And we don’t need to negotiate any of these things. Because the vote to leave wasn’t an attempt to secure a different sort of membership of the EU. It was a vote to leave. To become a sovereign country again. Just like America, Canada, Australia, New Zealand, Singapore, South Korea, Japan and all the other countries with higher growth rates or lower unemployment than the EU.
Of course we can, and should, offer the EU a generous deal as we depart.
We should guarantee the rights of all those EU citizens who want to stay here. Let as many of them remain for as long as they wish. Am I worried about the numbers? Well, if, as the EU’s leaders predict, we’re destined for disaster outside the EU then net migration figures will be low indeed. But somehow I think that Britain will be an even more attractive place for people to live and work – whatever their country of origin.
And we should continue to offer the EU tariff-free access to our markets for their goods. This is a generous offer indeed, given that we have a trade deficit in goods with European countries. I’m happy to let them continue exploiting this advantage because the freest possible trade encourages competitiveness and should enhance productivity. If the EU doesn’t want to maintain tariff-free access between us and them, that’s a pity.
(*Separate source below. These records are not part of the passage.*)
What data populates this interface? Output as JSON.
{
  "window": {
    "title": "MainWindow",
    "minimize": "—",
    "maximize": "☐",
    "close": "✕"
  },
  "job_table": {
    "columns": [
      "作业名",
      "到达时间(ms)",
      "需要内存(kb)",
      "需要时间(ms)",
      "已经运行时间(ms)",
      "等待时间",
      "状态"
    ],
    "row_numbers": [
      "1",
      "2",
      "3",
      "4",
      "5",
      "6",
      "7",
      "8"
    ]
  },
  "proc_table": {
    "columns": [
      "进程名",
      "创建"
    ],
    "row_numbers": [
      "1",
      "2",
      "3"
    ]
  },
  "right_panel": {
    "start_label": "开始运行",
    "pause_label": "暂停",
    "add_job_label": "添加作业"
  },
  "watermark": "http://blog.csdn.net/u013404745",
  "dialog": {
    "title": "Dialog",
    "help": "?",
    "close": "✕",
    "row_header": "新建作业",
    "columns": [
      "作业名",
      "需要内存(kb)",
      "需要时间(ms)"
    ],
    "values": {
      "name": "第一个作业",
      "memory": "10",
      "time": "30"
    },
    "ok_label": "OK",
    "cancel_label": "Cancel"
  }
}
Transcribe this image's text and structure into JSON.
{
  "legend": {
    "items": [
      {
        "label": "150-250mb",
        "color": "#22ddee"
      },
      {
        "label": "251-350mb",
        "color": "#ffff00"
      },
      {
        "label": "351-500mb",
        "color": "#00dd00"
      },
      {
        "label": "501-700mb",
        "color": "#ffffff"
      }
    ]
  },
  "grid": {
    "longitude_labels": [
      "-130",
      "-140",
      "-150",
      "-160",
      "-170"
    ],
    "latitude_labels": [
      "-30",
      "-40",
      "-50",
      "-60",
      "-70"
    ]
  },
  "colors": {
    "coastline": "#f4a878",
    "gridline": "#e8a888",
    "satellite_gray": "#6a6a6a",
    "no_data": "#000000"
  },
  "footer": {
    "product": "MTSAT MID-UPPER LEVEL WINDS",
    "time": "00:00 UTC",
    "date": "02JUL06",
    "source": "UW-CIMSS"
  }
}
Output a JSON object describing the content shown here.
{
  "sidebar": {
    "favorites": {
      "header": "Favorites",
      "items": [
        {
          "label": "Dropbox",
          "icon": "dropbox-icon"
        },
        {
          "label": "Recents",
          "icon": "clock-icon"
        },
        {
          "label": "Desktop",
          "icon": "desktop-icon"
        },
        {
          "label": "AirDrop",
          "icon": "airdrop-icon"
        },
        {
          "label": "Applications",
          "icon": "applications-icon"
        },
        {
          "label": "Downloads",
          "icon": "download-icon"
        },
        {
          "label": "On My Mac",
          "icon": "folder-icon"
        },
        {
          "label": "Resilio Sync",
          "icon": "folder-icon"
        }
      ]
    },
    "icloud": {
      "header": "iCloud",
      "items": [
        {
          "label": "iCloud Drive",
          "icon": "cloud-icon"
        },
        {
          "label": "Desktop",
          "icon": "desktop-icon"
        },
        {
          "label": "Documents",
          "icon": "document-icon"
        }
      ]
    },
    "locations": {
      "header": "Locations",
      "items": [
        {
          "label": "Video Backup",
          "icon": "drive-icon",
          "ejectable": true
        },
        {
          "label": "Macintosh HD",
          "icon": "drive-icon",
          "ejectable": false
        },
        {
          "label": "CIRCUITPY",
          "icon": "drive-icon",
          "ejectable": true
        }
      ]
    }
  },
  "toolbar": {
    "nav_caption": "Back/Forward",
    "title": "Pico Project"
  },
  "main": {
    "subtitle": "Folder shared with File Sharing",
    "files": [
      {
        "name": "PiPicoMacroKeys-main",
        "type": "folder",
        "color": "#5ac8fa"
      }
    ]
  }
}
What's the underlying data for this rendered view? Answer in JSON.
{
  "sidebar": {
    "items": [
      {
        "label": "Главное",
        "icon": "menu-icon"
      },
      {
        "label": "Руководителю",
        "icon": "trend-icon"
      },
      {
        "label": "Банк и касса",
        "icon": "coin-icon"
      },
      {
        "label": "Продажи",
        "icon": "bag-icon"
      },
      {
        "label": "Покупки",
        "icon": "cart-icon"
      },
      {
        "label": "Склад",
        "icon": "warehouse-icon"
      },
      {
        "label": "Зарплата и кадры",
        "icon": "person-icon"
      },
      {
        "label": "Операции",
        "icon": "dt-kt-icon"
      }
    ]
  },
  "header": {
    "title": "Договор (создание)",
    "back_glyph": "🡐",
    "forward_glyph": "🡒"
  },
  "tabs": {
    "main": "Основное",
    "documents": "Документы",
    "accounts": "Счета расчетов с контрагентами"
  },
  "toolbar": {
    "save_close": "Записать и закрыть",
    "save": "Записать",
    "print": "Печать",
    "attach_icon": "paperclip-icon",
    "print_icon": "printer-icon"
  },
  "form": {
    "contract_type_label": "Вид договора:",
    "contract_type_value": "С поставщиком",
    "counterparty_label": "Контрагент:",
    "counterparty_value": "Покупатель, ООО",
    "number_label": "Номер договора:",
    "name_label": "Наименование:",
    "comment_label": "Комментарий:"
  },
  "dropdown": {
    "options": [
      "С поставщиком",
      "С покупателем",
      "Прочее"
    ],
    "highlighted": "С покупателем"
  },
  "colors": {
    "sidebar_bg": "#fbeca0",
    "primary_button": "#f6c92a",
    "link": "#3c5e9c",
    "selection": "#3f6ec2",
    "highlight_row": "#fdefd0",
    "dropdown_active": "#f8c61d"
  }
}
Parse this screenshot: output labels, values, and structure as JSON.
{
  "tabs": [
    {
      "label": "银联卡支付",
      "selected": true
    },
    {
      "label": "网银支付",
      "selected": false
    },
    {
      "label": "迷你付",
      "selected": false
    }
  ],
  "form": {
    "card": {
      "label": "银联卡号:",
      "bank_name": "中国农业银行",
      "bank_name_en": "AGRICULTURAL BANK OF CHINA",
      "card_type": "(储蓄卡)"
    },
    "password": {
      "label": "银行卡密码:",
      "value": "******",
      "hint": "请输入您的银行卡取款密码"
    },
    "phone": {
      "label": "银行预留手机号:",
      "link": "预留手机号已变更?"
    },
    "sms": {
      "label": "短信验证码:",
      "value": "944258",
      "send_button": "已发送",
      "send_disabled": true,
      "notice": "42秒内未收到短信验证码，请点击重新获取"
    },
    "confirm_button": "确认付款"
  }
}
But that would be their loss.
And instead of spending a vast amount of time seeking to persuade EU nations to pursue policies which are palpably in their own interests, we can get on with devising new policies which are emphatically in ours.
When Britain catapulted itself to a position of global economic leadership in the nineteenth century, it did so by making decisions in a sovereign Parliament – not negotiating sweetheart deals with neighbours and partners. By embracing free trade and fiscal responsibility we set an example which drove progress and growth.
Similarly, the economic revival of the eighties was fuelled, not by negotiating special terms for favoured products in nearby nations, but reforming the supply side, freeing up our labour markets and modernising our capital markets.
The intellectual energies of our best people in politics and public service should be directed towards re-engineering Whitehall, reducing regulation, designing a migration policy which attracts the very best talent, shaping a science policy which is much more ambitious, reforming education to stretch the most talented further and eliminate illiteracy and innumeracy altogether, setting taxes at a level to maximise growth, reforming corporate governance and capital markets to enhance productivity, and building new institutions which foster and support innovation. All of these things are now within our power. Persuading French farmers of the virtues of free trade may not be.
The European Union is destined to face more years of increasing misery unless it chooses to reform. The Eurocrisis, the migrant crisis, the failure of Schengen, stubbornly high levels of youth unemployment, catastrophically low levels of innovation, elite arrogance and popular anger all combine to make the EU a decaying empire of broken dreams. The cleaner and quicker we can make our exit, the faster we can get on with fashioning an open, innovative and successful nation.
What are we waiting for?
By Rt. Hon. Michael Gove MP